*ACTIVITY:*
Line by line, retype the whole listing exactly.
--- START ---
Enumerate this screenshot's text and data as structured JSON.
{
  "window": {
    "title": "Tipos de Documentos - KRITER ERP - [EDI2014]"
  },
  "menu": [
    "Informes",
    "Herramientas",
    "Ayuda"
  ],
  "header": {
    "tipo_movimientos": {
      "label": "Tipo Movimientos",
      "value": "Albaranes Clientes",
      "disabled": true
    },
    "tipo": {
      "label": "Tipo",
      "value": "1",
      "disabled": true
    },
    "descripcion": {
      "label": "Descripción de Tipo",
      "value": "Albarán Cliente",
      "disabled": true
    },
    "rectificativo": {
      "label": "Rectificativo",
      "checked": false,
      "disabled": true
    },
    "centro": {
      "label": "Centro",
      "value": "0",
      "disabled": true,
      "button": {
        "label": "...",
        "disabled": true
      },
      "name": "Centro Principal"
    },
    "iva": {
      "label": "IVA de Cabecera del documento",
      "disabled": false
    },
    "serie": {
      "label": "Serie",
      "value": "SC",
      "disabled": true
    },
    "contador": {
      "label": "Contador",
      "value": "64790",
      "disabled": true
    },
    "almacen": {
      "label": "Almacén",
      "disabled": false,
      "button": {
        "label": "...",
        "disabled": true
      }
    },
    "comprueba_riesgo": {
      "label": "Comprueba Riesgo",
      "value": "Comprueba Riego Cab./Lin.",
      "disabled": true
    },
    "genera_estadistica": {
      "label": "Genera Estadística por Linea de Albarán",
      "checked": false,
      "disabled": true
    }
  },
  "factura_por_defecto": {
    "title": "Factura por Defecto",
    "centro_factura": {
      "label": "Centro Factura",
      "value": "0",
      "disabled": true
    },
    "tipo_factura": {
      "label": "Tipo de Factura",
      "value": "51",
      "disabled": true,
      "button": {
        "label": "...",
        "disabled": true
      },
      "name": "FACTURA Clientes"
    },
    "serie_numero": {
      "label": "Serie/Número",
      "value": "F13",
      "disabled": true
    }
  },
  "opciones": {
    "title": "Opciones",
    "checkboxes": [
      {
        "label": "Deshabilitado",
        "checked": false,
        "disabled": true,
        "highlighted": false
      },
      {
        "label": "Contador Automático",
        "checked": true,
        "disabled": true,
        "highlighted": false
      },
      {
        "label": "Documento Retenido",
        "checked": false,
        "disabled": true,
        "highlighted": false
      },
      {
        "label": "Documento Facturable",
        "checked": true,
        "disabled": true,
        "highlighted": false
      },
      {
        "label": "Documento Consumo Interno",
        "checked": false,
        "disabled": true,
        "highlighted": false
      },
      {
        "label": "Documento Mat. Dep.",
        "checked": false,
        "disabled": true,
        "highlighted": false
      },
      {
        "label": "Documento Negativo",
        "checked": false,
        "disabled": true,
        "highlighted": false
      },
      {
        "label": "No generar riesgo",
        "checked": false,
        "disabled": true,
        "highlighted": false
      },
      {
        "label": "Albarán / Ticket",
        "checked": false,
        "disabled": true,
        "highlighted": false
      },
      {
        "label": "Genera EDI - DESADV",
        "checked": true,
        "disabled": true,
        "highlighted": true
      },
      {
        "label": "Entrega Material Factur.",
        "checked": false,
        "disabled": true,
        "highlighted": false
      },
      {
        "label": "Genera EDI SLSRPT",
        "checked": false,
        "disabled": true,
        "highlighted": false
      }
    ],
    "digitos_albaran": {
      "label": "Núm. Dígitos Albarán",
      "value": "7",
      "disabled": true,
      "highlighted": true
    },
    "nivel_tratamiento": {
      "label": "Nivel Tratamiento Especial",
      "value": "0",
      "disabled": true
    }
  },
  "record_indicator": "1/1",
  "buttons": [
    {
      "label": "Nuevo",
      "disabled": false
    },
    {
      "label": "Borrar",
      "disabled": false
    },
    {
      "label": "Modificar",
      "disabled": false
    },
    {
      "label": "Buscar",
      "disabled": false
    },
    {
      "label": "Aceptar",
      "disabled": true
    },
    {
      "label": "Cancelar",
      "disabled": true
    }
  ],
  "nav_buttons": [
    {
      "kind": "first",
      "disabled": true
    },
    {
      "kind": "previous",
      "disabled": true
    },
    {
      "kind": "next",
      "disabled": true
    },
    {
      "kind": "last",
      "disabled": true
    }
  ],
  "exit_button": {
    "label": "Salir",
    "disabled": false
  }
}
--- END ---
*SOLVED PROBLEM:*
Enumerate this screenshot's text and data as structured JSON.
{
  "window": {
    "title": "Tipos de Documentos - KRITER ERP - [EDI2014]"
  },
  "menu": [
    "Informes",
    "Herramientas",
    "Ayuda"
  ],
  "header": {
    "tipo_movimientos": {
      "label": "Tipo Movimientos",
      "value": "Albaranes Clientes",
      "disabled": true
    },
    "tipo": {
      "label": "Tipo",
      "value": "1",
      "disabled": true
    },
    "descripcion": {
      "label": "Descripción de Tipo",
      "value": "Albarán Cliente",
      "disabled": true
    },
    "rectificativo": {
      "label": "Rectificativo",
      "checked": false,
      "disabled": true
    },
    "centro": {
      "label": "Centro",
      "value": "0",
      "disabled": true,
      "button": {
        "label": "...",
        "disabled": true
      },
      "name": "Centro Principal"
    },
    "iva": {
      "label": "IVA de Cabecera del documento",
      "disabled": false
    },
    "serie": {
      "label": "Serie",
      "value": "SC",
      "disabled": true
    },
    "contador": {
      "label": "Contador",
      "value": "64790",
      "disabled": true
    },
    "almacen": {
      "label": "Almacén",
      "disabled": false,
      "button": {
        "label": "...",
        "disabled": true
      }
    },
    "comprueba_riesgo": {
      "label": "Comprueba Riesgo",
      "value": "Comprueba Riego Cab./Lin.",
      "disabled": true
    },
    "genera_estadistica": {
      "label": "Genera Estadística por Linea de Albarán",
      "checked": false,
      "disabled": true
    }
  },
  "factura_por_defecto": {
    "title": "Factura por Defecto",
    "centro_factura": {
      "label": "Centro Factura",
      "value": "0",
      "disabled": true
    },
    "tipo_factura": {
      "label": "Tipo de Factura",
      "value": "51",
      "disabled": true,
      "button": {
        "label": "...",
        "disabled": true
      },
      "name": "FACTURA Clientes"
    },
    "serie_numero": {
      "label": "Serie/Número",
      "value": "F13",
      "disabled": true
    }
  },
  "opciones": {
    "title": "Opciones",
    "checkboxes": [
      {
        "label": "Deshabilitado",
        "checked": false,
        "disabled": true,
        "highlighted": false
      },
      {
        "label": "Contador Automático",
        "checked": true,
        "disabled": true,
        "highlighted": false
      },
      {
        "label": "Documento Retenido",
        "checked": false,
        "disabled": true,
        "highlighted": false
      },
      {
        "label": "Documento Facturable",
        "checked": true,
        "disabled": true,
        "highlighted": false
      },
      {
        "label": "Documento Consumo Interno",
        "checked": false,
        "disabled": true,
        "highlighted": false
      },
      {
        "label": "Documento Mat. Dep.",
        "checked": false,
        "disabled": true,
        "highlighted": false
      },
      {
        "label": "Documento Negativo",
        "checked": false,
        "disabled": true,
        "highlighted": false
      },
      {
        "label": "No generar riesgo",
        "checked": false,
        "disabled": true,
        "highlighted": false
      },
      {
        "label": "Albarán / Ticket",
        "checked": false,
        "disabled": true,
        "highlighted": false
      },
      {
        "label": "Genera EDI - DESADV",
        "checked": true,
        "disabled": true,
        "highlighted": true
      },
      {
        "label": "Entrega Material Factur.",
        "checked": false,
        "disabled": true,
        "highlighted": false
      },
      {
        "label": "Genera EDI SLSRPT",
        "checked": false,
        "disabled": true,
        "highlighted": false
      }
    ],
    "digitos_albaran": {
      "label": "Núm. Dígitos Albarán",
      "value": "7",
      "disabled": true,
      "highlighted": true
    },
    "nivel_tratamiento": {
      "label": "Nivel Tratamiento Especial",
      "value": "0",
      "disabled": true
    }
  },
  "record_indicator": "1/1",
  "buttons": [
    {
      "label": "Nuevo",
      "disabled": false
    },
    {
      "label": "Borrar",
      "disabled": false
    },
    {
      "label": "Modificar",
      "disabled": false
    },
    {
      "label": "Buscar",
      "disabled": false
    },
    {
      "label": "Aceptar",
      "disabled": true
    },
    {
      "label": "Cancelar",
      "disabled": true
    }
  ],
  "nav_buttons": [
    {
      "kind": "first",
      "disabled": true
    },
    {
      "kind": "previous",
      "disabled": true
    },
    {
      "kind": "next",
      "disabled": true
    },
    {
      "kind": "last",
      "disabled": true
    }
  ],
  "exit_button": {
    "label": "Salir",
    "disabled": false
  }
}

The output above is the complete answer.